  • 6

    Quote from KeeperMom
    the correct answer is......drum roll please.......

    B. "Are you married?"
    Rationale: While obtaining the health history the nurse should ask because it addresses the patient's psychosocial status.
    I keep having to remind myself..."when in doubt, think Maslow." I've heard that so many times and how you should always think about those needs when answering these types of questions.

    I think I got the question right at least!

    That's just brilliant.

    "Excuse me, sir. May I interrupt your dying to find out your relationship status so that I can properly assess your psychosocial needs? "

    On top of that, it doesn't even address the question asked. Key words in bold:

    "...Which of the following [may] best help with determining why the client is currently having health problems?"

    I don't see why or how the patient's marriage status (which is quite a bit different than psychosocial wellbeing in its own right!) is relevant to current health problems.

    You're absolutely right to think Maslow. In this patient's case, stabilizing his physiological status takes the top priority. It's the bottom of the pyramid for a reason.

    Heck, if you look at the ABC's his C is in very poor condition and his B is quickly deteriorating.

  • 3

    Less passive-aggressive behavior, for one. If people upset/disappoint/anger me they know about it from me.

  • 1
    RNperdiem likes this.

    CDU is the politically correct term for "serial troponins until negative = discharge or positive = cath then IMU/ICU or stress" unit.

    Also known as "Fancy Observationland" or "Med/Surg Overflowland".

  • 7

    I'd go with D for excess sodium / fluid intake. And I'm only partially joking.

    The problem is the answer choices all avoid asking directly relevant questions merely to throw students off.

    If I ask if someone's been out of the country lately here in Texas, they could have been just as likely to hopped on a cruise or to have driven over the border into Mexico. It would be wrong to assume "international flight = DVT" in this case, especially when the symptoms are not those of pulmonary emboli, per say.

    Hx CHF plus the current symptoms scream exacerbation of CHF, so then narrow down to what would possibly exacerbate it. Being married, babysitting, and traveling don't particularly or directly exacerbate CHF. Although I suppose one could make a case for forgetting to timely take medications while traveling.

    Another quality question designed to trick students instead of teach them.
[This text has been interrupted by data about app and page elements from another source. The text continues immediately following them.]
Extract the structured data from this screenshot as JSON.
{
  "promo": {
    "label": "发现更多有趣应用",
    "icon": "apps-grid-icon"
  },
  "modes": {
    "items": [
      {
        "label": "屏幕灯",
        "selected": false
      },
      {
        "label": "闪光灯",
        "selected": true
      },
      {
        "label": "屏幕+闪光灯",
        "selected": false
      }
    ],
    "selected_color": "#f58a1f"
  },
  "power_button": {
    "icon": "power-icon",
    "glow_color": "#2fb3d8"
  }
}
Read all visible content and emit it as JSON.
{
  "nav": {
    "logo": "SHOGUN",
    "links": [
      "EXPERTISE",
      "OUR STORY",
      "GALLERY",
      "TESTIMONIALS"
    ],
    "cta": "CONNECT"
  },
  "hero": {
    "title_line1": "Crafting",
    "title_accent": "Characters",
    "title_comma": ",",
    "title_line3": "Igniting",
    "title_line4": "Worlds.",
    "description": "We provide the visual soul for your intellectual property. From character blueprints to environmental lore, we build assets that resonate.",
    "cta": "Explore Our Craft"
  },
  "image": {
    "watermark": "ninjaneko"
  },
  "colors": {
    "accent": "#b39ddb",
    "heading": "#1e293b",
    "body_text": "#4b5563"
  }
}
In reality, people ask "Have you flown more than two hours recently?", "have you taken all of your prescribed medications on schedule?", and "Has your diet changed or been modified in some way recently?"

  • 1
    MassED likes this.

    ICU Here. We had an incident last year that led to us only being able to silence the alarm at bedside, not at the nursing station. Makes responding very fun...

    As for number of monitors per monitor tech ratio, as a former monitor tech and the guy leading that committee for the design of our new building (opens next month!) we did a ton of research and we can't find any standards anywhere. We (not I) agreed to a 50-patient cap per monitor tech based on practice at other facilities. I agree it is too many, but there is literally no literature out there that looks at what should be considered safe practice for monitor techs.

  • 1
    vanburbian likes this.

    While I've never witnessed any need for medical intervention on a flight, I used to work with a nurse who was also a flight stewardess. She once mentioned that while obviously you're concerned with "scope of practice" issues as an RN responding, pretty much all companies have a medical liason (e.g. MD) in radio contact with whom you can speak to and receive orders from to cover yourself legally if you need to intervene.

  • 2
    Not_A_Hat_Person and Moogie like this.

    You guys realize a good many of our medicines come from extracted, purified, and concentrated natural sources, right?

    And you understand the benefits of having that process regulated, right?

    The two obvious examples are belladonna and foxglove. How DARE the companies try to make money off of mere plants! Why, I do believe we'd all be better off with unregulated and untested atropine and digoxin (respectively)!